Work instruction: Below are records; output all of them exactly.

Material supplied:
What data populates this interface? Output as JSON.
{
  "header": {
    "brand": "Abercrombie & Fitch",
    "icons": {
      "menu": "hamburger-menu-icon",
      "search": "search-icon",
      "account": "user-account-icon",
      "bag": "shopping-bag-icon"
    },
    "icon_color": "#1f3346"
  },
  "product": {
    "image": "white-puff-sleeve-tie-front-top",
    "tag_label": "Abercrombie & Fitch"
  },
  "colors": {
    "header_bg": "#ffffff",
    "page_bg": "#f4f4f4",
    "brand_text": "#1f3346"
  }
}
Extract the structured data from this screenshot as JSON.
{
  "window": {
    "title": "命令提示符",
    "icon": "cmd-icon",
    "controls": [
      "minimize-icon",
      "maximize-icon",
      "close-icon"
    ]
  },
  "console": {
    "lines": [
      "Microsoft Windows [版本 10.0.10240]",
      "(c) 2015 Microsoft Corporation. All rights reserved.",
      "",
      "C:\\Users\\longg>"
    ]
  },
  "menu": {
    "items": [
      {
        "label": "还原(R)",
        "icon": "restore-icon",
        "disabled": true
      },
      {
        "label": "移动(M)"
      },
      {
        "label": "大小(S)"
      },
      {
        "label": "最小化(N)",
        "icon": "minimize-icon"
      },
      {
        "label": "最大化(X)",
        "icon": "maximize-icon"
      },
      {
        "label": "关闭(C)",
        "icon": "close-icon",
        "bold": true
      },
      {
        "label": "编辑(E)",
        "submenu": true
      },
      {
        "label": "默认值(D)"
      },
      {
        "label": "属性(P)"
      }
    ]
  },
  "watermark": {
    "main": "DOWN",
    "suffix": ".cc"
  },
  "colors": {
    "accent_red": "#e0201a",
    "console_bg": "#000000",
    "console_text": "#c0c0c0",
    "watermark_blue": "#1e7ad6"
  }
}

Solution below:
What data populates this interface? Output as JSON.
{
  "header": {
    "brand": "Abercrombie & Fitch",
    "icons": {
      "menu": "hamburger-menu-icon",
      "search": "search-icon",
      "account": "user-account-icon",
      "bag": "shopping-bag-icon"
    },
    "icon_color": "#1f3346"
  },
  "product": {
    "image": "white-puff-sleeve-tie-front-top",
    "tag_label": "Abercrombie & Fitch"
  },
  "colors": {
    "header_bg": "#ffffff",
    "page_bg": "#f4f4f4",
    "brand_text": "#1f3346"
  }
}
Extract the structured data from this screenshot as JSON.
{
  "window": {
    "title": "命令提示符",
    "icon": "cmd-icon",
    "controls": [
      "minimize-icon",
      "maximize-icon",
      "close-icon"
    ]
  },
  "console": {
    "lines": [
      "Microsoft Windows [版本 10.0.10240]",
      "(c) 2015 Microsoft Corporation. All rights reserved.",
      "",
      "C:\\Users\\longg>"
    ]
  },
  "menu": {
    "items": [
      {
        "label": "还原(R)",
        "icon": "restore-icon",
        "disabled": true
      },
      {
        "label": "移动(M)"
      },
      {
        "label": "大小(S)"
      },
      {
        "label": "最小化(N)",
        "icon": "minimize-icon"
      },
      {
        "label": "最大化(X)",
        "icon": "maximize-icon"
      },
      {
        "label": "关闭(C)",
        "icon": "close-icon",
        "bold": true
      },
      {
        "label": "编辑(E)",
        "submenu": true
      },
      {
        "label": "默认值(D)"
      },
      {
        "label": "属性(P)"
      }
    ]
  },
  "watermark": {
    "main": "DOWN",
    "suffix": ".cc"
  },
  "colors": {
    "accent_red": "#e0201a",
    "console_bg": "#000000",
    "console_text": "#c0c0c0",
    "watermark_blue": "#1e7ad6"
  }
}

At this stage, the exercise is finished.